Jesus’ Triumphal entry into Jerusalem was the highest point of his earthly ministry. Aside from his Transfiguration on the mountain, it is the closest He ever came to revealing His rightful stature as the King of Kings.
In Luke 19:39-40, the Pharisees saw all his attention and they told Jesus to rebuke the crowd, to which he responded, “I tell you, if they were to keep silent, the stones would cry out.”
The reality of what was happening on that day is often overlooked.
Jesus’ procession wasn’t to make a show of his Divine birthright. It wasn’t an act of boasting or a chance to bask in the people’s praises. It was just the opposite – it was one of the most extraordinary acts of humility that the world has ever known.
Jesus wasn’t entering the city to accept a crowd’s adoration.
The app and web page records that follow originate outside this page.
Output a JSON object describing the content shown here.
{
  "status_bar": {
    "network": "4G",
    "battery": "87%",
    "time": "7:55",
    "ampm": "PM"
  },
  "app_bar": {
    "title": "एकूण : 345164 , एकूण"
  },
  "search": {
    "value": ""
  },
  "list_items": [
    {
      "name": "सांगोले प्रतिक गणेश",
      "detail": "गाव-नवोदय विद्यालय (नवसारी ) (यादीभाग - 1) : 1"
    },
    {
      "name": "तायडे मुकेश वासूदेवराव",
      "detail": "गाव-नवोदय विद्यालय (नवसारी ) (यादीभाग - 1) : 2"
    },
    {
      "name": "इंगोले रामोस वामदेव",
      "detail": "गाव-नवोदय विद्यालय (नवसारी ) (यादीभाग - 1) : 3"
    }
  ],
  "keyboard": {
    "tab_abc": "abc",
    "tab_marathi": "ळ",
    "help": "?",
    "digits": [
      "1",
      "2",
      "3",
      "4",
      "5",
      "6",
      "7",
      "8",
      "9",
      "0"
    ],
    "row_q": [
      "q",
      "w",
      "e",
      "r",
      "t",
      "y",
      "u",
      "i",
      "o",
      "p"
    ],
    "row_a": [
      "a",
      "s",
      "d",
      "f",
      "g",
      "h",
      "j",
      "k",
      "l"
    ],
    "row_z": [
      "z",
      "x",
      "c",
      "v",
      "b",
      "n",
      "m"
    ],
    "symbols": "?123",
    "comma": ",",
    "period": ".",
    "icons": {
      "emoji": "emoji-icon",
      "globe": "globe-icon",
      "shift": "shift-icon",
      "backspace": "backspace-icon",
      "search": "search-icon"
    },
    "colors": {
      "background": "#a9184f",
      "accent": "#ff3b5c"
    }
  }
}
He was willingly walking towards the painful death that awaited him there just days later. With unimaginable resolve, He who 'knew no sin' would soon take upon himself the wrath of God so that those who are slaves to sin could be set free. His entry was the act of a Redeemer – He was the greatest liberator of all time. If people had remained silent on such a momentous day, then the rocks themselves would have cried out – creation itself was at stake in the redemption of the world.
The apostle Peter wrote in I Peter 2:24, “He himself bore our sins in his body on the tree, that we might die to sin and live to righteousness. By his wounds you have been healed.” MEV
What’s the difference? Someone might ask. The events described in the Gospels happened two thousand years ago; what does Palm Sunday mean to anyone now?
The question we must consider is how does our heart respond to the coming of the king? Even today, some respond the way the Pharisees did, with disregard, jealousy, or contempt. Some are willing to accept other people’s right to welcome Him but see no need to bow themselves.
However, Those who bow know the full meaning of that day – it’s the day their Redeemer took the final steps that committed Him to the greatest act of sacrifice of all time. An offering for sin that would spell victory over sin and death.
No wonder the stones would have cried out!